Updated at 6:30 p.m. EST on 2012-04-25
Cambodia has threatened to haul Laos into an international court if it allows a Thai company to push ahead with construction of the Xayaburi dam on the Mekong River without any regional consensus.
The warning came two days after Thai firm Ch. Karnchang signed a U.S. $1.7 billion dollar contract to go full steam ahead with the hydropower project in northern Laos even though governments in the region have not cleared the dam’s construction, also opposed by green groups.
Sin Niny, permanent vice-chairman of Cambodia’s National Mekong Committee, urged Laos to abide by regional agreements made under the auspices of the Mekong River Commission (MRC), an intergovernmental body of four countries that share the river.
Cambodia, Laos, Thailand, and Vietnam had agreed in principle at a previous summit in December that further studies on the impact of the dam—which would be the first mainstream dam on the Lower Mekong—were needed before it could be built.
“There must be a discussion before Laos can proceed with the construction. If Laos has decided unilaterally, then according to law, we can file a complaint to an international court,” he told RFA Thursday.
He did not cite any courts, but disputes of such nature are usually handled by the International Court of Justice in The Hague, the primary judicial organ of the United Nations.
Sin Niny said the committee would wait until after the MRC’s upcoming summit in Japan before making any decision.
Leaders from the four countries will take part in the talks in Tokyo on Friday and Saturday and are expected to map out a new cooperation plan for management of the river resources through 2015.
Ch. Karnchang signed the agreement with Xayaburi Power Co. on Tuesday that set the start date for the construction as March 15, 2012.
Preliminary construction in the area, including work on access roads and the relocation of villages, has already begun without the blessings of the regional leadership.
Lao officials contacted by RFA on Thursday refused to comment on the contract or construction.
Ch. Karnchang representatives also refused to provide other details on the construction of the dam before its shareholders’ meeting scheduled for April 24.
The 1,260-megawatt dam would provide 95 percent of its electricity to Thailand.
Sin Niny added that the recent news about the dam’s construction did not surprise him, saying that both Thailand and Laos were eager to go ahead with the project for mutual benefit.
“It is about interest. The company that is building the dam is Thai, and when the construction is finished they will sell the electricity to Thailand, so both Thailand and Laos will benefit from the project,” he said.

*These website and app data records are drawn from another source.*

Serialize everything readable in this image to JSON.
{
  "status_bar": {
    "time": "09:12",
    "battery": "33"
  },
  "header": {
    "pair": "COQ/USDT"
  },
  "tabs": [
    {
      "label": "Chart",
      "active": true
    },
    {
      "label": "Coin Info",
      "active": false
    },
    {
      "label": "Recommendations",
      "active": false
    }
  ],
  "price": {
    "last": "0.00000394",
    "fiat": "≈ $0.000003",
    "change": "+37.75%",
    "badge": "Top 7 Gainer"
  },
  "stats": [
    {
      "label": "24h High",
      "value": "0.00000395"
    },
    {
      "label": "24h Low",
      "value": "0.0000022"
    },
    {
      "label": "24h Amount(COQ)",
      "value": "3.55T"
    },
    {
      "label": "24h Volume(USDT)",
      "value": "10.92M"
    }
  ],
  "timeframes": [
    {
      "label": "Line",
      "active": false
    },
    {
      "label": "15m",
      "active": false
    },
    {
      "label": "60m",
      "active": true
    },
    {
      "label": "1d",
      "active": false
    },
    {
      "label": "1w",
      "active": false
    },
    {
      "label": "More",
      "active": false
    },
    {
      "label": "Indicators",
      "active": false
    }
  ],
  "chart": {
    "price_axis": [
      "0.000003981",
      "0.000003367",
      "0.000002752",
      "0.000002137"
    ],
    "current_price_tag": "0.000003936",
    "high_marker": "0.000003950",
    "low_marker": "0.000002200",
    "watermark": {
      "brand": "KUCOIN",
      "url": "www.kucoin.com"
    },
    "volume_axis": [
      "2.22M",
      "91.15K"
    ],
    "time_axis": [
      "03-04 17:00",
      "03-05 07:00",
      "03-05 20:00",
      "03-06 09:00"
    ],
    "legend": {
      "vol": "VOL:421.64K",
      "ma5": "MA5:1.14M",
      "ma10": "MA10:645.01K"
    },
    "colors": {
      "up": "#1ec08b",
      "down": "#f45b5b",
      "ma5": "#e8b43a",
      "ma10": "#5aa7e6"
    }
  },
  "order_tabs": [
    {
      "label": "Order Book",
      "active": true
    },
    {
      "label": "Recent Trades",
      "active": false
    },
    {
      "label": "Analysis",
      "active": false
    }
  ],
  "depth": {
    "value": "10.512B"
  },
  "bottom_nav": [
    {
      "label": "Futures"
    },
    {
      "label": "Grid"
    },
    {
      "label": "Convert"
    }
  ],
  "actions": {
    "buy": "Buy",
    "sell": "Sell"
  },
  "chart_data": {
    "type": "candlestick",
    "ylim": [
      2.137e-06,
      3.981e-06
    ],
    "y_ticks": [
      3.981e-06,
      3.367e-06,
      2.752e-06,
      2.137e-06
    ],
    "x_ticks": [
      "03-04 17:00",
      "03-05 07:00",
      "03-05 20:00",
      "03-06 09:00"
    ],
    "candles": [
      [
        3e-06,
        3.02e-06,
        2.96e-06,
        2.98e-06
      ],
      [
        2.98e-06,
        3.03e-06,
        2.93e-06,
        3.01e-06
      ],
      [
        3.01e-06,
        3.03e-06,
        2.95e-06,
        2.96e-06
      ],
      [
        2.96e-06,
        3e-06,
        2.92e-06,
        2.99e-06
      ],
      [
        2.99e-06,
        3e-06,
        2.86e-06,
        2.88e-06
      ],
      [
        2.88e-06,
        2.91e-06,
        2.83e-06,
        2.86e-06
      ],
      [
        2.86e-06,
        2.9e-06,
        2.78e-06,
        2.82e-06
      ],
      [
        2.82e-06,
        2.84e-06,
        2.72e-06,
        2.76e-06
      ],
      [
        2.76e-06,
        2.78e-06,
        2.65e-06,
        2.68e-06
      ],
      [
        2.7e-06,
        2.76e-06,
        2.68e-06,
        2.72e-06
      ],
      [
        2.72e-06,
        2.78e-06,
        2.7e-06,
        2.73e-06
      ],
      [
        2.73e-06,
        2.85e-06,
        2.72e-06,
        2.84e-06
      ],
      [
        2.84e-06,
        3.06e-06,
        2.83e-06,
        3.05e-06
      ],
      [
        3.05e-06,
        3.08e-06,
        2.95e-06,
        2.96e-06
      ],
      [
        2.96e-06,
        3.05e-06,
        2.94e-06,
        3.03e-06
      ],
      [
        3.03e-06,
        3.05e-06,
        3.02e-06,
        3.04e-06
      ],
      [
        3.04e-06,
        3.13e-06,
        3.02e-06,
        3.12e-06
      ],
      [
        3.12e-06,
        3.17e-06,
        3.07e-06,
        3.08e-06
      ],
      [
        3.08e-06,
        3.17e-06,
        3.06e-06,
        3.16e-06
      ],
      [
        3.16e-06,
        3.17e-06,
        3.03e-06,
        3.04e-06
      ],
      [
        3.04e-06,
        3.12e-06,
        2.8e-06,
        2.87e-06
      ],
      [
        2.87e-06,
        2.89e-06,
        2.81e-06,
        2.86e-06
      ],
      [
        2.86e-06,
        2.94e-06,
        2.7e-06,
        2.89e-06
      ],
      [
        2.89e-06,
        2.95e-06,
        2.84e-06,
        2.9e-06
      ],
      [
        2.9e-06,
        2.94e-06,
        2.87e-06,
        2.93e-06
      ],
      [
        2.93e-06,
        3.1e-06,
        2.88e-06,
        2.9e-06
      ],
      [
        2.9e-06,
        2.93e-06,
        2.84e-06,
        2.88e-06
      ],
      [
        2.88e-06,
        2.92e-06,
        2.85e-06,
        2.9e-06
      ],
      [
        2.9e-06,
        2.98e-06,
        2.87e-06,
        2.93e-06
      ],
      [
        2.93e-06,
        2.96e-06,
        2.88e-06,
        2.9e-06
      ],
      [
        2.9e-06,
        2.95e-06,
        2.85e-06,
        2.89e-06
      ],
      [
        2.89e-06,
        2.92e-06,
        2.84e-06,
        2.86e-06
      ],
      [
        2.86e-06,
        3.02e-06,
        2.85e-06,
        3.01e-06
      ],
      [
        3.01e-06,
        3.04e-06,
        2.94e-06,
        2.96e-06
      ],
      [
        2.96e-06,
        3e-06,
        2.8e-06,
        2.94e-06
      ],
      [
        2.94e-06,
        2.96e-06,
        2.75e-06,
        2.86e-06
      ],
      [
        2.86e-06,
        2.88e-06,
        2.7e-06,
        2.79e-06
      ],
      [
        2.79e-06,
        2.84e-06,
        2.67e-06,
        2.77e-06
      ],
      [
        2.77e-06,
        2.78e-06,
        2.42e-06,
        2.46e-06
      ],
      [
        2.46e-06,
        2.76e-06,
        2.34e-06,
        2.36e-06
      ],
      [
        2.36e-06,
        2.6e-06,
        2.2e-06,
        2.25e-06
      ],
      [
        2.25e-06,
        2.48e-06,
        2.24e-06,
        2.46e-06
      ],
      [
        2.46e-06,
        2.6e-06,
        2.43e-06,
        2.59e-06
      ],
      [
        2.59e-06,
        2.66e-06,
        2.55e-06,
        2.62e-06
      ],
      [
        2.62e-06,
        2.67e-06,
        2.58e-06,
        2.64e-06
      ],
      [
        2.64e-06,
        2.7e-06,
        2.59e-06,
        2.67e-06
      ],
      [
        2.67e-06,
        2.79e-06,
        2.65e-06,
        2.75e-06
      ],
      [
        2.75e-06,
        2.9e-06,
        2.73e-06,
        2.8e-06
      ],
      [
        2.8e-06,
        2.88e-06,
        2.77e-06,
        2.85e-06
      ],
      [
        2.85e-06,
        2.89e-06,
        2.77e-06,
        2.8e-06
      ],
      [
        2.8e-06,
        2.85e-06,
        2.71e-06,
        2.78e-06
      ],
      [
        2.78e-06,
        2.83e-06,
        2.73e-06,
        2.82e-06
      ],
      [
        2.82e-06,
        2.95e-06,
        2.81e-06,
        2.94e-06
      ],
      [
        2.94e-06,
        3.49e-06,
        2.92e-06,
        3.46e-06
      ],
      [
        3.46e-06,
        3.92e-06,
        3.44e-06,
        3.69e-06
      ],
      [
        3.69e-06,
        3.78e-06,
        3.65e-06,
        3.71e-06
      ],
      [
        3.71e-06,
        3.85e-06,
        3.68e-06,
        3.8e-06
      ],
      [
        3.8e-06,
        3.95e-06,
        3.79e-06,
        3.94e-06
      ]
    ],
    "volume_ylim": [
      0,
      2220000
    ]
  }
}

Activists in Thailand, including an environmental group with representatives from riparian communities in eight northeastern provinces in the country, have opposed the dam and said they will stage a protest in Bangkok next week.
Meach Mean, coordinator for the Cambodian NGO Mekong Conservation, accused Laos of violating the MRC’s agreement that Lao would suspend the construction until further studies are conducted.
He added that millions of people in the region rely on the river for their livelihoods.
“The dam will seriously affect countries downstream on the Mekong. It would affect the water flow,” he said.
The Mekong River, Southeast Asia’s main artery, flows through China, Tibet, Burma, Laos, Thailand, Cambodia, and Vietnam.
The Xayaburi dam would be the first mainstream dam on the Lower Mekong, aside from five already built on the Upper Mekong in China.
Laos, which has planned over 70 dams on its rivers, has said it hopes to become the “battery” of Southeast Asia.
Reported by Zakariya Tin for RFA’s Khmer service and Nontharat Phaicharoen for RFA's Lao service. Translated by Samean Yun and Bounchanh Mouangkham. Written in English by Rachel Vandenbrink.